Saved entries
■ ■ ■ ■ ■

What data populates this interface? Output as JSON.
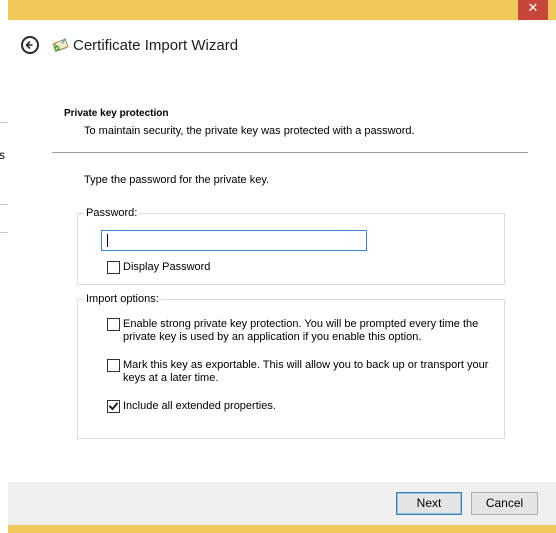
{
  "background_window": {
    "fragment_text": "s"
  },
  "titlebar": {
    "close_glyph": "✕",
    "title": "Certificate Import Wizard"
  },
  "header": {
    "title": "Private key protection",
    "description": "To maintain security, the private key was protected with a password."
  },
  "prompt": "Type the password for the private key.",
  "password_group": {
    "label": "Password:",
    "input_value": "",
    "display_password_label": "Display Password",
    "display_password_checked": false
  },
  "import_options": {
    "label": "Import options:",
    "options": [
      {
        "line1": "Enable strong private key protection. You will be prompted every time the",
        "line2": "private key is used by an application if you enable this option.",
        "checked": false
      },
      {
        "line1": "Mark this key as exportable. This will allow you to back up or transport your",
        "line2": "keys at a later time.",
        "checked": false
      },
      {
        "line1": "Include all extended properties.",
        "line2": "",
        "checked": true
      }
    ]
  },
  "footer": {
    "next_label": "Next",
    "cancel_label": "Cancel"
  },
  "colors": {
    "window_frame": "#f0c95a",
    "close_button": "#c7463c",
    "input_focus_border": "#3d84cc"
  },
  "icons": {
    "back": "back-arrow-icon",
    "wizard": "certificate-wizard-icon",
    "check": "checkmark-icon"
  }
}
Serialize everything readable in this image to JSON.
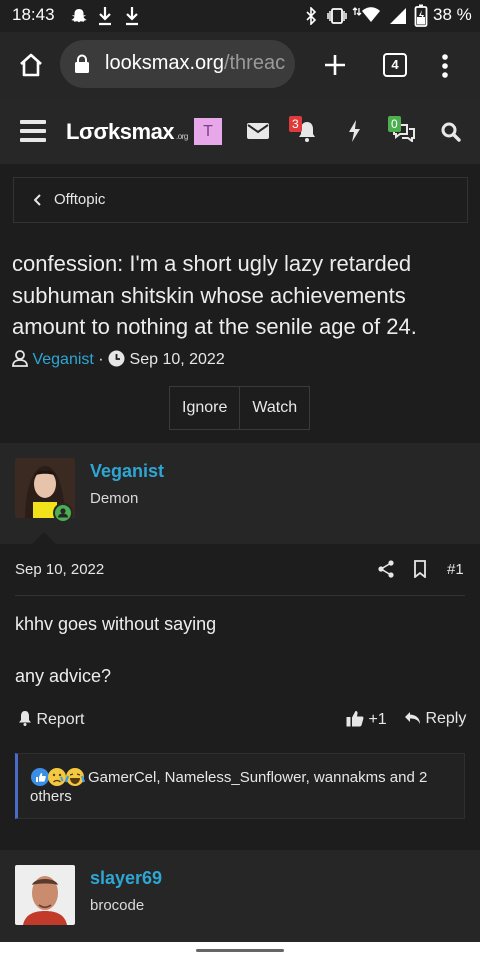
{
  "status_bar": {
    "time": "18:43",
    "battery_percent": "38 %"
  },
  "browser": {
    "url_host": "looksmax.org",
    "url_path": "/threac",
    "tab_count": "4"
  },
  "site": {
    "logo_text": "Lσσksmax",
    "logo_suffix": ".org",
    "user_initial": "T",
    "alerts_count": "3",
    "conversations_count": "0"
  },
  "breadcrumb": {
    "label": "Offtopic"
  },
  "thread": {
    "title": "confession: I'm a short ugly lazy retarded subhuman shitskin whose achievements amount to nothing at the senile age of 24.",
    "author": "Veganist",
    "date": "Sep 10, 2022",
    "ignore_label": "Ignore",
    "watch_label": "Watch"
  },
  "post": {
    "author": "Veganist",
    "role": "Demon",
    "date": "Sep 10, 2022",
    "number": "#1",
    "body_line1": "khhv goes without saying",
    "body_line2": "any advice?",
    "report_label": "Report",
    "like_label": "+1",
    "reply_label": "Reply",
    "reactions_line1": "GamerCel, Nameless_Sunflower, wannakms and 2",
    "reactions_line2": "others"
  },
  "next_post": {
    "author": "slayer69",
    "role": "brocode"
  },
  "colors": {
    "accent": "#2ea6d4",
    "badge_red": "#e03a3a",
    "badge_green": "#4caf50",
    "avatar_t": "#e6a8e8"
  }
}
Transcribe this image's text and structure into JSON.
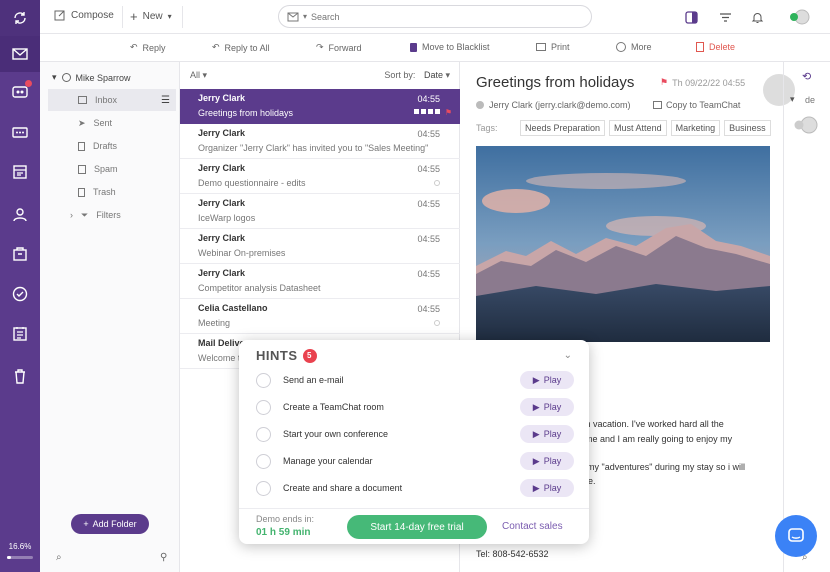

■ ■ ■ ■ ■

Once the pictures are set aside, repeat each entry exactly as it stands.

• Task solution:
What data populates this interface? Output as JSON.
{
  "background_window": {
    "fragment_text": "s"
  },
  "titlebar": {
    "close_glyph": "✕",
    "title": "Certificate Import Wizard"
  },
  "header": {
    "title": "Private key protection",
    "description": "To maintain security, the private key was protected with a password."
  },
  "prompt": "Type the password for the private key.",
  "password_group": {
    "label": "Password:",
    "input_value": "",
    "display_password_label": "Display Password",
    "display_password_checked": false
  },
  "import_options": {
    "label": "Import options:",
    "options": [
      {
        "line1": "Enable strong private key protection. You will be prompted every time the",
        "line2": "private key is used by an application if you enable this option.",
        "checked": false
      },
      {
        "line1": "Mark this key as exportable. This will allow you to back up or transport your",
        "line2": "keys at a later time.",
        "checked": false
      },
      {
        "line1": "Include all extended properties.",
        "line2": "",
        "checked": true
      }
    ]
  },
  "footer": {
    "next_label": "Next",
    "cancel_label": "Cancel"
  },
  "colors": {
    "window_frame": "#f0c95a",
    "close_button": "#c7463c",
    "input_focus_border": "#3d84cc"
  },
  "icons": {
    "back": "back-arrow-icon",
    "wizard": "certificate-wizard-icon",
    "check": "checkmark-icon"
  }
}
Serialize everything readable in this image to JSON.
{
  "status_bar": {
    "time": "18:43",
    "battery_percent": "38 %"
  },
  "browser": {
    "url_host": "looksmax.org",
    "url_path": "/threac",
    "tab_count": "4"
  },
  "site": {
    "logo_text": "Lσσksmax",
    "logo_suffix": ".org",
    "user_initial": "T",
    "alerts_count": "3",
    "conversations_count": "0"
  },
  "breadcrumb": {
    "label": "Offtopic"
  },
  "thread": {
    "title": "confession: I'm a short ugly lazy retarded subhuman shitskin whose achievements amount to nothing at the senile age of 24.",
    "author": "Veganist",
    "date": "Sep 10, 2022",
    "ignore_label": "Ignore",
    "watch_label": "Watch"
  },
  "post": {
    "author": "Veganist",
    "role": "Demon",
    "date": "Sep 10, 2022",
    "number": "#1",
    "body_line1": "khhv goes without saying",
    "body_line2": "any advice?",
    "report_label": "Report",
    "like_label": "+1",
    "reply_label": "Reply",
    "reactions_line1": "GamerCel, Nameless_Sunflower, wannakms and 2",
    "reactions_line2": "others"
  },
  "next_post": {
    "author": "slayer69",
    "role": "brocode"
  },
  "colors": {
    "accent": "#2ea6d4",
    "badge_red": "#e03a3a",
    "badge_green": "#4caf50",
    "avatar_t": "#e6a8e8"
  }
}
Transcribe this image's text and structure into JSON.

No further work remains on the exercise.